Activity: Leave out the pictures and output the data verbatim.

Start of Material for this task

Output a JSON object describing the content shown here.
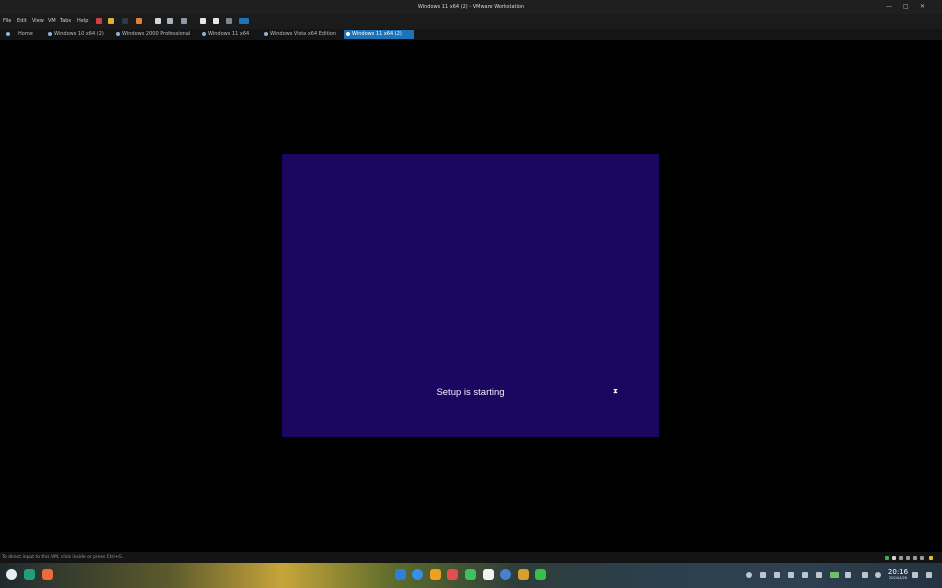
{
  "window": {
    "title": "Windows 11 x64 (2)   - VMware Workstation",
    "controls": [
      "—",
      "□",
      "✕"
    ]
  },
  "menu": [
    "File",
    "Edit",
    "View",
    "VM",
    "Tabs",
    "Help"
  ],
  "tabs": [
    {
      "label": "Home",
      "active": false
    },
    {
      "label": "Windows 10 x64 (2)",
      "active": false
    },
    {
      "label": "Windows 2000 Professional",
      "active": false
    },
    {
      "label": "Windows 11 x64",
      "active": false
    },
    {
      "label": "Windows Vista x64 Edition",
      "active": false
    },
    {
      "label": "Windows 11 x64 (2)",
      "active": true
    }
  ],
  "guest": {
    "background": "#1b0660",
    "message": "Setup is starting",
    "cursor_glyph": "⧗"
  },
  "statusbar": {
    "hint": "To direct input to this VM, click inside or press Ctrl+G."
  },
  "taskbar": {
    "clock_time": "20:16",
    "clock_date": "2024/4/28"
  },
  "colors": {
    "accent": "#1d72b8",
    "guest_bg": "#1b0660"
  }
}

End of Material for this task

Task answer:
Output a JSON object describing the content shown here.
{
  "window": {
    "title": "Windows 11 x64 (2)   - VMware Workstation",
    "controls": [
      "—",
      "□",
      "✕"
    ]
  },
  "menu": [
    "File",
    "Edit",
    "View",
    "VM",
    "Tabs",
    "Help"
  ],
  "tabs": [
    {
      "label": "Home",
      "active": false
    },
    {
      "label": "Windows 10 x64 (2)",
      "active": false
    },
    {
      "label": "Windows 2000 Professional",
      "active": false
    },
    {
      "label": "Windows 11 x64",
      "active": false
    },
    {
      "label": "Windows Vista x64 Edition",
      "active": false
    },
    {
      "label": "Windows 11 x64 (2)",
      "active": true
    }
  ],
  "guest": {
    "background": "#1b0660",
    "message": "Setup is starting",
    "cursor_glyph": "⧗"
  },
  "statusbar": {
    "hint": "To direct input to this VM, click inside or press Ctrl+G."
  },
  "taskbar": {
    "clock_time": "20:16",
    "clock_date": "2024/4/28"
  },
  "colors": {
    "accent": "#1d72b8",
    "guest_bg": "#1b0660"
  }
}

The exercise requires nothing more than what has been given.